The mutation spread to other areas, but there are still huge percentages of the population that cannot digest lactose. Around 33% of people are lactose intolerant to a noticeable degree and 4% of the population experience severe reactions such as anaphylaxis. In total, more than 60% of the global population has reduced lactase activity in adulthood. Lactase is the enzyme that helps the body break down the proteins in dairy products.
Luxurious treats do no make you ill
Many of us think of cream as being a treat, but what is luxurious about bloating, skin problems, digestive irritation and fatigue? If you are lactose intolerant, then that is what you’ll get from consuming dairy.

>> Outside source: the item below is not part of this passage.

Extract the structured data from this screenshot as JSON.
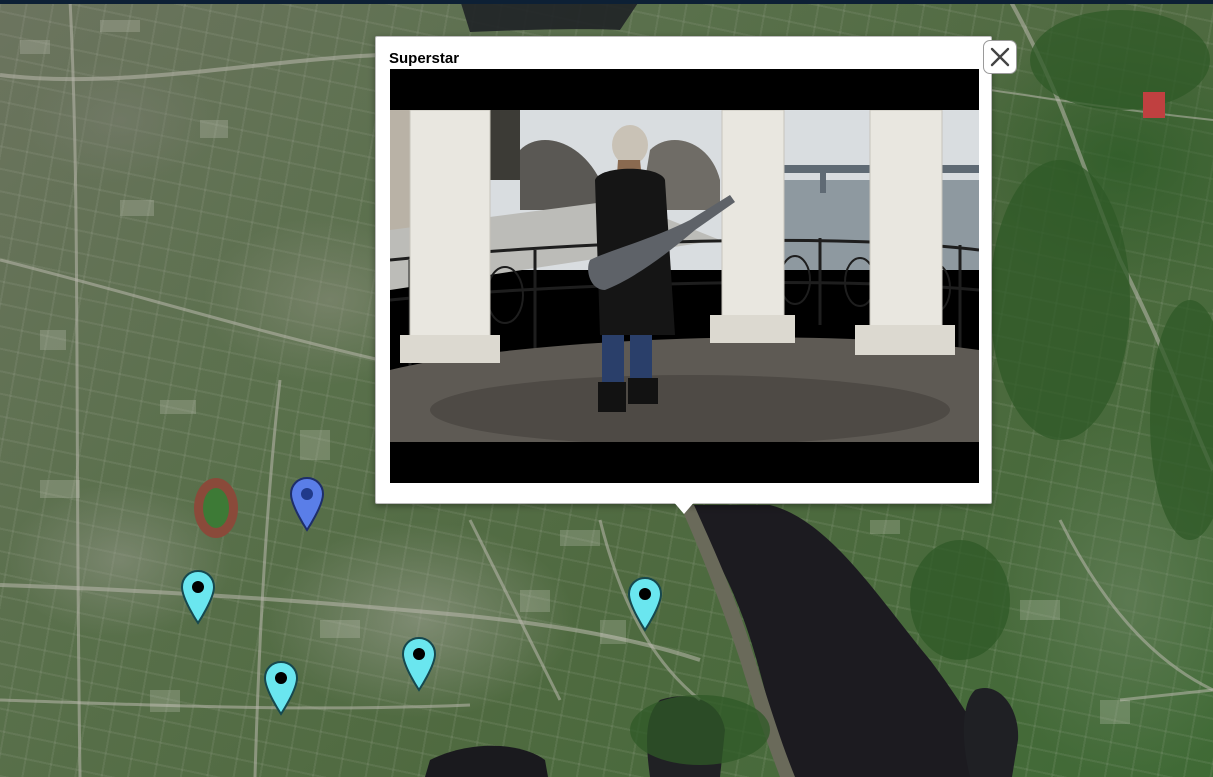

Even if you are blessed with the ability to tolerate lactose, there are plenty of reasons to avoid conventionally produced dairy products. The paleo diet is based around four rules laid out by Dr. Loren Cordain. Those rules can be summarised in one sentence: “Only eat foods that you could have hunted or foraged for if you were living off the land thousands of years ago”. Now, you may have been able to get some cow’s milk thousands of years ago, but only a small amount and it would be nothing like modern day milk.
Milk produced in modern dairies is definitely not made in a way that follows the philosophies of the paleo diet. When milk is pasteurised and homogenised it makes the milk sugars and the useful nutrients harder to digest and causes allergenic proteins to stick in the fat, meaning you are exposed to them even if you eat the butter or cream instead of drinking milk. In addition, some farms make cows pregnant while they are still nursing their last baby. This is considered to be an unethical practice because it means that the cow does not get enough time to recover from the challenges of pregnancy and giving birth. In addition, it introduces extra hormones, such as estrogen, to the milk. Excess estrogen can give women more severe menstrual crams, cause prostate cancer in men and increases your risk of various allergies, eczema, osteoporosis and other conditions. If you must drink milk and eat cream, grass-fed cow’s milk from an ethical dairy is the best option.